Student minister Nikki Snels wants to balance the labor market
The labor market has changed significantly in recent decades, but legislation and regulations are lagging behind. It is time to change that, says TiU student Nikki Snels. She started as student minister of Social Affairs and Employment in the unofficial Student Cabinet, and she has made a scientifically substantiated proposal to politicians in The Hague. “It should be easier to transfer to a new job.”
Suddenly it was there: a Student Cabinet (Dutch only). While there is barely a decent formation going on in The Hague, there are already fourteen student ministers at their posts. Not that they are there to do politics. And they are not ministers either. The situation is slightly different.
“It’s a campaign stunt, with which we hope to start a discussion,” says TiU student in Labour Law & Employment Relations Nikki Snels. She represents Tilburg University as Minister of Social Affairs and Employment.
The goal of the campaign? To bring scientific research and education to the attention of politicians in The Hague. Because that is where a new government must be formed in the coming period, which will determine new policy for the coming years.
And in doing so, it would be good to take a closer look at scientific insights. To give you a head start, every student minister has a (scientifically substantiated) plan for the future. These are compiled in a ‘coalition agreement’.
You have grand plans. Zero greenhouse gas emissions, balancing the labor market, involving all citizens in democratic decision-making. How can this be achieved?
“The plans are big because they are long-term challenges. We’re basing it on research and giving it a direction. It’s a vision. We say: this is where a solution can be found. You can’t copy this one to one. In the end, you still have to figure it all out and a lot of small changes precede it.”
Your plan is to balance the Dutch labor market. What goes wrong now?
“The labor market has changed due to globalization and technological developments. For example, the Netherlands has a record number of flexible employment contracts. We need to start adjusting the system.”
How do you envision that?
“A lot of research is being done on the job-to-job transition. How do you keep the period of unemployment as short as possible and ensure that people easily transfer to a new job? And shouldn’t job security, for example, change to employment security?
“I look at transition payments and make the comparison with Sweden. There they have funds that guide employees from job to job. That starts when they are still working, but the dismissal is imminent.
“In Sweden, they are much more organized into unions. As a result, they can do this. I have researched whether we can also set up these funds in the Netherlands, where far fewer people are affiliated to trade unions. By not addressing it at the collective labor agreement level, but at the legal level. A premium for employers and workers could be an option for this.”
Working people, not employees. So everyone should get help transitioning to new work, not just people in permanent employment?

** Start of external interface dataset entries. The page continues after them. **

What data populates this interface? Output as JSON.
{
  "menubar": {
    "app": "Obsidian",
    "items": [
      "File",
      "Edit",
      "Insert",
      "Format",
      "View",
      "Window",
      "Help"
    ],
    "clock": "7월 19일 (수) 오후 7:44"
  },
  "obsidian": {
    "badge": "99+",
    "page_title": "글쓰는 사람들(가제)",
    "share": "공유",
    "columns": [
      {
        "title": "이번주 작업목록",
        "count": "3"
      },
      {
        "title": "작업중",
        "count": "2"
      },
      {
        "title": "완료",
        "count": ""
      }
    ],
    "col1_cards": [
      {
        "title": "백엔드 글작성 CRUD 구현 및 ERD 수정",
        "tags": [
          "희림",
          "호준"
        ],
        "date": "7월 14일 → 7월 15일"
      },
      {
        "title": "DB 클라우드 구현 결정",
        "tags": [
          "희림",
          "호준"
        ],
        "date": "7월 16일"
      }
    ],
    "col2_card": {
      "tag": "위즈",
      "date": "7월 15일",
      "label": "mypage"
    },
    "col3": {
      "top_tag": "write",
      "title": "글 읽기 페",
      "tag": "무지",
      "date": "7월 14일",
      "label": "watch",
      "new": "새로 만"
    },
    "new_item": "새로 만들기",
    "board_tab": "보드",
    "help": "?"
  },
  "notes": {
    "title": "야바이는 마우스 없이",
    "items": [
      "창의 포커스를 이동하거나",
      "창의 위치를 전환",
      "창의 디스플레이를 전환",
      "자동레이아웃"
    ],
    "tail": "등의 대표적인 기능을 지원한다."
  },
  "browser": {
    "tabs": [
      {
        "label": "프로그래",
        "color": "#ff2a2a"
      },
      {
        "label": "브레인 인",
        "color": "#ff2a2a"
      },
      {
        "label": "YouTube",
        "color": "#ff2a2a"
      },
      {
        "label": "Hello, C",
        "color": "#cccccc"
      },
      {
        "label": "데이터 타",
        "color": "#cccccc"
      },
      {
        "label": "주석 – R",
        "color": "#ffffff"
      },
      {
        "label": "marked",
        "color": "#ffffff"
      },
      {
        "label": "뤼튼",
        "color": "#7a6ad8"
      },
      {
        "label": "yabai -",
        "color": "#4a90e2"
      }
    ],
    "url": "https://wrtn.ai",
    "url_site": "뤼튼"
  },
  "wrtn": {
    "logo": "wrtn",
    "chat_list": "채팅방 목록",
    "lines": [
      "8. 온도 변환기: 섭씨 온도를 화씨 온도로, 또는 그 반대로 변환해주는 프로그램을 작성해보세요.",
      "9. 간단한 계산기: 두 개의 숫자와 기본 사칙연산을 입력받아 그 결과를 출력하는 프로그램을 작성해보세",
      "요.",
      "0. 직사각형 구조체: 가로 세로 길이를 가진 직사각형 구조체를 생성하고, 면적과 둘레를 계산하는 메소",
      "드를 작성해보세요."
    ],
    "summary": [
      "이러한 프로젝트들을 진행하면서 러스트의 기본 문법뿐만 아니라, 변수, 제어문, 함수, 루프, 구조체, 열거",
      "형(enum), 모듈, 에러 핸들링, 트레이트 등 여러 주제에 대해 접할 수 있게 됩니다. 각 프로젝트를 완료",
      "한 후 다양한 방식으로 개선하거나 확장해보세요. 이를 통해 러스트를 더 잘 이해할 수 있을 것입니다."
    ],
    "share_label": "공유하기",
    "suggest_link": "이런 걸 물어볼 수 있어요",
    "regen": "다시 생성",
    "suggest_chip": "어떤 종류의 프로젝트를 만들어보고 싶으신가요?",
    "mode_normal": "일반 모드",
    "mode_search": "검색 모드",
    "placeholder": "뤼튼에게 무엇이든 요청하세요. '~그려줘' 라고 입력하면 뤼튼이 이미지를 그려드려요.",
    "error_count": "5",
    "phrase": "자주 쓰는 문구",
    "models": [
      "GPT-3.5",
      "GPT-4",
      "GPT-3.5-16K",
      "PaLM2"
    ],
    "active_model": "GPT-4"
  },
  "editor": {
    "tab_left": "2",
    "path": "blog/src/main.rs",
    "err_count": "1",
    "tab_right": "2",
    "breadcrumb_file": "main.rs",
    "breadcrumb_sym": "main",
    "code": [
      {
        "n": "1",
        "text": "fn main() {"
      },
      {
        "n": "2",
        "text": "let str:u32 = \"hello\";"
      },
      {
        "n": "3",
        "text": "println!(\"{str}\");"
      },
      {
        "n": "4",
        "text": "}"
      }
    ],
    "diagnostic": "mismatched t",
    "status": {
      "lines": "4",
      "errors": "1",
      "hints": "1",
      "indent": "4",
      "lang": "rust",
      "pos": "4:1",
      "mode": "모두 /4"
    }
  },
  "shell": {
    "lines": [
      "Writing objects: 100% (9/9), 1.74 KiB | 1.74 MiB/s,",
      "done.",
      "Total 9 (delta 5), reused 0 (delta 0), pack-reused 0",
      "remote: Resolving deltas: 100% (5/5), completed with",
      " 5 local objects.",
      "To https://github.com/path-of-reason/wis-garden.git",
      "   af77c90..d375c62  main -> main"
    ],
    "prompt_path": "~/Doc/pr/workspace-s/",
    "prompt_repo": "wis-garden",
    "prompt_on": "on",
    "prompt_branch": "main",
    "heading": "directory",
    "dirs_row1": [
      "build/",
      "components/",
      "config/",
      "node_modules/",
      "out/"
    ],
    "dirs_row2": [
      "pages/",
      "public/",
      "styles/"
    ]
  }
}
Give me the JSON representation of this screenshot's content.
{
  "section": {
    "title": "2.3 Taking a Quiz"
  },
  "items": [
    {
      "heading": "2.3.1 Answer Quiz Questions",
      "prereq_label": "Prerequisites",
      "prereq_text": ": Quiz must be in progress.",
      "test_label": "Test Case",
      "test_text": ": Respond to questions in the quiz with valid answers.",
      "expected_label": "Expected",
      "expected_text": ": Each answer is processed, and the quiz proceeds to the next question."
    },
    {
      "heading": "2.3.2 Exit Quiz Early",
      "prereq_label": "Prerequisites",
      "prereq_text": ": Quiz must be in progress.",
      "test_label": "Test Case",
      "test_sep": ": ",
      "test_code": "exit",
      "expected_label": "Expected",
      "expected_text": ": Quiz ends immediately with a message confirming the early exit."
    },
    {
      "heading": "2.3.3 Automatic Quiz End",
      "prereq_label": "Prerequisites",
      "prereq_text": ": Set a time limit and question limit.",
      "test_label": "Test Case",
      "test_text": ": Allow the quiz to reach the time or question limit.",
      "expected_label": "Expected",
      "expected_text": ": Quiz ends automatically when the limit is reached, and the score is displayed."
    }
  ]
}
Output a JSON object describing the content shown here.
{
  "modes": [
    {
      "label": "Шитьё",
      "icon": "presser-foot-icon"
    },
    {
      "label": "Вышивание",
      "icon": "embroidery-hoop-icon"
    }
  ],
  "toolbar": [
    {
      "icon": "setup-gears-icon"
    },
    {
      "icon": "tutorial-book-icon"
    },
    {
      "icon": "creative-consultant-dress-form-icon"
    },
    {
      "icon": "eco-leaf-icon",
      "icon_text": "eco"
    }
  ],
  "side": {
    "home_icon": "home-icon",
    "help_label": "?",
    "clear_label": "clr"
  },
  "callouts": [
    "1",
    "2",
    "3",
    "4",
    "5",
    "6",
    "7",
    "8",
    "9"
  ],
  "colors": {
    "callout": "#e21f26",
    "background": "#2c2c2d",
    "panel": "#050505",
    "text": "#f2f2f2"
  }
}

“Yes, the guidance must be independent of the type of employment contract and must be available to everyone. Now you still see that someone has a certain contract, and therefore, is or is not eligible for something. We need to close that gap.”
There is now a ‘coalition agreement’ regarding your plans. Are you going to take action, or are you going to buttonhole Mark Rutte?
“We still have to see what we will do next, in consultation with the VSNU. We do hope to reach The Hague. There are already many responses coming in. We have also handed over our coalition agreement to Minister Van Engelshoven of the Ministry of Education, Culture and Science. That is a very good step.”
Translated by Language Center, Riet Bettonviel